ckaihatsu wrote:If Third Worldism is post-Cold-War out-of-date, then isn't 'developmental state' theory *also* out-of-date as well?
Yes dependency theory is a bit out of date too, hence my addition "to an extent".
How should presently underdeveloped countries / economies be handled, do you think?
I'm not really sure about two-stage theory, since no country has arguably had a very successful communist economy it's hard to say. China kind of did the reverse - communism, then capitalism or mixed-system.
As I said, for underdeveloped economic countries I go with the "developmental state". Which says a developing state, within a capitalist economy (globally and domestically), needs to have a strong government with strong gov institutions in order to guide their economy an trade, regulate it, and keep foreign investment from harshly exploiting the country. This was the mistake of neoliberalism decades ago in developing countries: too much free-market capitalism.
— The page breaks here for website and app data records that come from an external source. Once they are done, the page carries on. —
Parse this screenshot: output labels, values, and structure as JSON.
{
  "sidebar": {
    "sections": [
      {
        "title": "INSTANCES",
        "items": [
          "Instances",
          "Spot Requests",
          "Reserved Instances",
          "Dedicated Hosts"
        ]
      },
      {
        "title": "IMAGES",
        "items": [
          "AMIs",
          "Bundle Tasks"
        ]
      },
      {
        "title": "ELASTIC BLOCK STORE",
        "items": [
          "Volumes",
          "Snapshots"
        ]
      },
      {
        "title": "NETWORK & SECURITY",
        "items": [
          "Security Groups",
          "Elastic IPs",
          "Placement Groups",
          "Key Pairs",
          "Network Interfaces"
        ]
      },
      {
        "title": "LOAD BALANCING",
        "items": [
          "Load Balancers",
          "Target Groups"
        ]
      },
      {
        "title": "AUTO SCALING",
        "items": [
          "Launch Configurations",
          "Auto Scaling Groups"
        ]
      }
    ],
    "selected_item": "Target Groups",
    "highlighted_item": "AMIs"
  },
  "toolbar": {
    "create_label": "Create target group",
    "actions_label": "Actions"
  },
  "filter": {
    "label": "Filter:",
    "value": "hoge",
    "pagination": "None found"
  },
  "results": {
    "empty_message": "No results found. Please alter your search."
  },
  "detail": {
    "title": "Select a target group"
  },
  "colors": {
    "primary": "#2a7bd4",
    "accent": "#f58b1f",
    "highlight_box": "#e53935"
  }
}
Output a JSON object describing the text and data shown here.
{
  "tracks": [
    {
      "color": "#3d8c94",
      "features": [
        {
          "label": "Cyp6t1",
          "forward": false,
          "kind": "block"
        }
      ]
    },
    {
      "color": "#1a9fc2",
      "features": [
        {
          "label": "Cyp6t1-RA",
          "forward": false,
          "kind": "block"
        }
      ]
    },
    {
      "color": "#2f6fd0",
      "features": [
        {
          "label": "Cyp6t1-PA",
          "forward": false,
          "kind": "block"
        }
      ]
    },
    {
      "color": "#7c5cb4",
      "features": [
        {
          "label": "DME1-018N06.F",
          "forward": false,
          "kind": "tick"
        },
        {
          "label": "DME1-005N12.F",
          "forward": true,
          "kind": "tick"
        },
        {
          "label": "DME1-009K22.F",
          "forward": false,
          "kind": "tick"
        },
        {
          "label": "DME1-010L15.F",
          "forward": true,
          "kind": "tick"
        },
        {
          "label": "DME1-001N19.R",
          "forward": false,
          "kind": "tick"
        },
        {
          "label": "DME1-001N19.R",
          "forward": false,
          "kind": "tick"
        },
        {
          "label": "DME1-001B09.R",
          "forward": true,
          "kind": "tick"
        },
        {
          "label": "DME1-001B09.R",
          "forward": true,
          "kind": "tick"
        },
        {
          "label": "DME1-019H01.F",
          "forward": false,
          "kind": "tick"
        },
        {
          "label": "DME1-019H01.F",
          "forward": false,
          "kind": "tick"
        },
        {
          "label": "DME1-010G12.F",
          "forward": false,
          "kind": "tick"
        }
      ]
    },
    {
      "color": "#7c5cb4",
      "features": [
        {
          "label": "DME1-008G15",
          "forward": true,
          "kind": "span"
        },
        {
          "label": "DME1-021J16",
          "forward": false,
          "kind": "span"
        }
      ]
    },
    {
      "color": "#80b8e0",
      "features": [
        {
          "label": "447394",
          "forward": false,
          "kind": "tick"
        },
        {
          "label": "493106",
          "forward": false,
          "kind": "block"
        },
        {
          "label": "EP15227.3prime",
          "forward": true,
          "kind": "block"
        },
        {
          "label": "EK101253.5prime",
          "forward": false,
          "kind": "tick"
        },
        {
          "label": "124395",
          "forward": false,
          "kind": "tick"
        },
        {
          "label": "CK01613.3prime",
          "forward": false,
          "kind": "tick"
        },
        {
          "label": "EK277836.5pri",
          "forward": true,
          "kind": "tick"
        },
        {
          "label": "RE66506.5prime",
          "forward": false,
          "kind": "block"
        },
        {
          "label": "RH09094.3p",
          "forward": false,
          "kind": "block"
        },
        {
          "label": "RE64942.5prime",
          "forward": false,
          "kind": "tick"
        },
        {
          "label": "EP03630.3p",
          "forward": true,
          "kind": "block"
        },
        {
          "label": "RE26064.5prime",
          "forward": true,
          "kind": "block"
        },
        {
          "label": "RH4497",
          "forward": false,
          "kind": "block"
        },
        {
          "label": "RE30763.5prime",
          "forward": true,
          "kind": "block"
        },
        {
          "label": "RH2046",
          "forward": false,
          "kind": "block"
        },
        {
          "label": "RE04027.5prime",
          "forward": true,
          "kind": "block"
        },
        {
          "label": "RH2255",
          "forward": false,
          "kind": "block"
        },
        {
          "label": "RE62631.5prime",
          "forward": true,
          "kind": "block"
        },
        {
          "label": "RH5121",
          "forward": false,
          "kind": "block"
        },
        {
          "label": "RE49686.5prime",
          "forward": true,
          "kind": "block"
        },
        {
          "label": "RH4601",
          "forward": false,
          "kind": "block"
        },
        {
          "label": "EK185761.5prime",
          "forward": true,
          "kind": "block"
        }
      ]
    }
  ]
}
If you look at China, they have been open to capitalist reforms, but they also control what kind of foreign investment/trade is or isn't allowed to protect certain industries etc. They don't let any and all foreign corporations come in destroy domestic industries or suck out all the resources. South Korea also had strong state guidance during its growth the last several decades.